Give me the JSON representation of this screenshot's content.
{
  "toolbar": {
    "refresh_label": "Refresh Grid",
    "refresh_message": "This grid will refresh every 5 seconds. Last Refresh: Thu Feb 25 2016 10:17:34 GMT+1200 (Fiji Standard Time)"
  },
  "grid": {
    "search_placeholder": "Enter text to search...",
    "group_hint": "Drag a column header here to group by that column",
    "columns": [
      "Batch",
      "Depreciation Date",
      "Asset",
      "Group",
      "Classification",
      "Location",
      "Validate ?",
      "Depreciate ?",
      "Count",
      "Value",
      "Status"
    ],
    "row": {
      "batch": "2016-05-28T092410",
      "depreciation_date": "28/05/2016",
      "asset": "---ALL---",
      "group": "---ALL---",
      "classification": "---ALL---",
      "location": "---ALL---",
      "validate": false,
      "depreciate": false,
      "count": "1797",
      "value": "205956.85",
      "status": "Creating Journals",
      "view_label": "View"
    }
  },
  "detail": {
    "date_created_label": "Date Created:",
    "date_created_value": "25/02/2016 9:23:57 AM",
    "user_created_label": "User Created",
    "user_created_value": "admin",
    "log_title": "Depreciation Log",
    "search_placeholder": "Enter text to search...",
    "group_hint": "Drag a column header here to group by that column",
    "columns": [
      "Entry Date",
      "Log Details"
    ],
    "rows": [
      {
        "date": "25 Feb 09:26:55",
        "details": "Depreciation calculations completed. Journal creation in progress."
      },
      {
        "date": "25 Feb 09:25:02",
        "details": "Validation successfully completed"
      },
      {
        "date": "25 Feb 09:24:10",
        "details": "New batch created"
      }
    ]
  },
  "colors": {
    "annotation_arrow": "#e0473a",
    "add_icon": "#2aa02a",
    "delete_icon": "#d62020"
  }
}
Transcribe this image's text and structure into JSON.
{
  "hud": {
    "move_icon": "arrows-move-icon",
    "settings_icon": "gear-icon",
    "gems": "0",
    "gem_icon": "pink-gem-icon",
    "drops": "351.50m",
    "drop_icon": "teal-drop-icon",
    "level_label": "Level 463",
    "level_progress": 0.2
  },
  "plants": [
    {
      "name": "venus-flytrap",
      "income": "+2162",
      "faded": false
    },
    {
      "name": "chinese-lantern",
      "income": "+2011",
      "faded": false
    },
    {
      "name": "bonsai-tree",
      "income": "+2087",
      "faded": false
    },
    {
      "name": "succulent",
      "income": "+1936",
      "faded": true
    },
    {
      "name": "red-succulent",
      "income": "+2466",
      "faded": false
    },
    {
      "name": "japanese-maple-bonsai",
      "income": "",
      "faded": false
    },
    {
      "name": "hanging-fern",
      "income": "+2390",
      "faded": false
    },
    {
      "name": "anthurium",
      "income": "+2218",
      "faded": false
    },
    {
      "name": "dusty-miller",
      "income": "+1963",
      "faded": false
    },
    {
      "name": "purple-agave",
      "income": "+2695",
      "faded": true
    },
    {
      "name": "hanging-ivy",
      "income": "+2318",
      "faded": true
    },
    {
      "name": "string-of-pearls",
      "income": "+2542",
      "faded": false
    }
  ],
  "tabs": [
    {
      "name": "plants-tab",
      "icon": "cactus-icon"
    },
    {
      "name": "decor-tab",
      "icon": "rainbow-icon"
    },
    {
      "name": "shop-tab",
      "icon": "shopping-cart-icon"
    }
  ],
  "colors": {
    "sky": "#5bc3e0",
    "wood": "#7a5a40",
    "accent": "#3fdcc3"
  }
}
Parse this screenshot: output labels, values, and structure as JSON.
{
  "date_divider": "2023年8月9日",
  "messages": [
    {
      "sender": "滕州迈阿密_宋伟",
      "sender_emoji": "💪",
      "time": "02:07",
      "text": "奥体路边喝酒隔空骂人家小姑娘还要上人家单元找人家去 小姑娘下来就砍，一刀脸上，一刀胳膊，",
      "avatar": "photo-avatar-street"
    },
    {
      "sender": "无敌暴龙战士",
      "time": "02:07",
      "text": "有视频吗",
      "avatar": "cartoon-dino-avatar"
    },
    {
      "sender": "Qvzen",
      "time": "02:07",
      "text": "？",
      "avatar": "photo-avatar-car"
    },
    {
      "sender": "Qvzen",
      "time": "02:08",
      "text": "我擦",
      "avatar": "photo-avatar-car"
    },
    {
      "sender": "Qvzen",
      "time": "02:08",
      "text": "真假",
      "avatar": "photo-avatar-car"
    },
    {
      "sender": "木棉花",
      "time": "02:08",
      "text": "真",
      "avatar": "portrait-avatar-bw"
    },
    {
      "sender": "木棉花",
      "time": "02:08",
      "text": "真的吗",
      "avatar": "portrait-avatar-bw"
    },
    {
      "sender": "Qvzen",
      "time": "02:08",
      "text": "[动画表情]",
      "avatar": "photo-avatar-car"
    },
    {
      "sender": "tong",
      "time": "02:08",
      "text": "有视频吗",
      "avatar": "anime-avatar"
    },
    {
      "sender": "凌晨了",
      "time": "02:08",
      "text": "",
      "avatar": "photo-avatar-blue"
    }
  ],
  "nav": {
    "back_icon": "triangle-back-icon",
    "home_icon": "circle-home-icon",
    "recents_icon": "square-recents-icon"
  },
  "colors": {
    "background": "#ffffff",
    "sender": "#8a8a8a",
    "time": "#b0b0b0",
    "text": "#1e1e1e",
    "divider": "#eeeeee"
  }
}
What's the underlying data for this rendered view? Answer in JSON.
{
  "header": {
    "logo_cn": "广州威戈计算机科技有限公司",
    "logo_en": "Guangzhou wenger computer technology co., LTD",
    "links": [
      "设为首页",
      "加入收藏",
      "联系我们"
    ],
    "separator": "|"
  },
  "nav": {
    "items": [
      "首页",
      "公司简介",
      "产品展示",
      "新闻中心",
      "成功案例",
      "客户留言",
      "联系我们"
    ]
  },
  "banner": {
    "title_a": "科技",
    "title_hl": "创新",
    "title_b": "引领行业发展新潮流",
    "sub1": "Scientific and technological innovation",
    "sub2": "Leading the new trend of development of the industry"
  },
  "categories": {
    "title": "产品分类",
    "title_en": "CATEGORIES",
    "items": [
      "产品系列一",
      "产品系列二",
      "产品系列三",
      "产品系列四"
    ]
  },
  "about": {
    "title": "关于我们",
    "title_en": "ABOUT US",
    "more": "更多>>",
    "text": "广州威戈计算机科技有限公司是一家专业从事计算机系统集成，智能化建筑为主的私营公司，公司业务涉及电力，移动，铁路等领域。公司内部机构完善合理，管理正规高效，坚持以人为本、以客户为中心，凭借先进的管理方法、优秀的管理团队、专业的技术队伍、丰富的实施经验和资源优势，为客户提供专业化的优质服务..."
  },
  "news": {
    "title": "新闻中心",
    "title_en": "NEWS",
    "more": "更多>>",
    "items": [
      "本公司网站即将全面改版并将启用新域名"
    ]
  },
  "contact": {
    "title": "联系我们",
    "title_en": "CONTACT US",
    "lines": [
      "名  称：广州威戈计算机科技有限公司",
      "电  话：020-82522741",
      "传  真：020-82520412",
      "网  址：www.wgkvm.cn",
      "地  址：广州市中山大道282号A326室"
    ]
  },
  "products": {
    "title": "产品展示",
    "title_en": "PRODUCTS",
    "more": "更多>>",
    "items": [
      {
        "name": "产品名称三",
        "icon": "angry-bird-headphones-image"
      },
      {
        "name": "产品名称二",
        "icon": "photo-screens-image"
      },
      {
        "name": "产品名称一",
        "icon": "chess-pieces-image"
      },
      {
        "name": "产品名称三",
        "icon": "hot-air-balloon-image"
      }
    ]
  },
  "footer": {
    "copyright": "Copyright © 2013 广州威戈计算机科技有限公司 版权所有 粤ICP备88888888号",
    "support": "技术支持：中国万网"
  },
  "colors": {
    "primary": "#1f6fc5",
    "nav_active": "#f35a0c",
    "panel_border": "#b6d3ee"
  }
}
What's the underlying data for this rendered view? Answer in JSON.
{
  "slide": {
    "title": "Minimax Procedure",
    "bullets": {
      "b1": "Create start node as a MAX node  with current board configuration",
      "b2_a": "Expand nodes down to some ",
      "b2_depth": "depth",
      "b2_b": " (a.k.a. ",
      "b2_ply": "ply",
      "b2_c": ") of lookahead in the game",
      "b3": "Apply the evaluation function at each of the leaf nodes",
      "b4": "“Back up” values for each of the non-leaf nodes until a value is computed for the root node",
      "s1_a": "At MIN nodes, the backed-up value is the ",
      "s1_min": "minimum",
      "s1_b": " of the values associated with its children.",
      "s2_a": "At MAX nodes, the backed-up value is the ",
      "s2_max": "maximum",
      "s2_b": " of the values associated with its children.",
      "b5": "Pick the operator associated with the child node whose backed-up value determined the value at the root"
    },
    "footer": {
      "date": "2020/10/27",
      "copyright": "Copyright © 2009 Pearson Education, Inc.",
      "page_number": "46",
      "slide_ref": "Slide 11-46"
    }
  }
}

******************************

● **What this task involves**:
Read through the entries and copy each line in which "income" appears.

● **Solved exercise**:
      "income": "+2162",
      "income": "+2011",
      "income": "+2087",
      "income": "+1936",
      "income": "+2466",
      "income": "",
      "income": "+2390",
      "income": "+2218",
      "income": "+1963",
      "income": "+2695",
      "income": "+2318",
      "income": "+2542",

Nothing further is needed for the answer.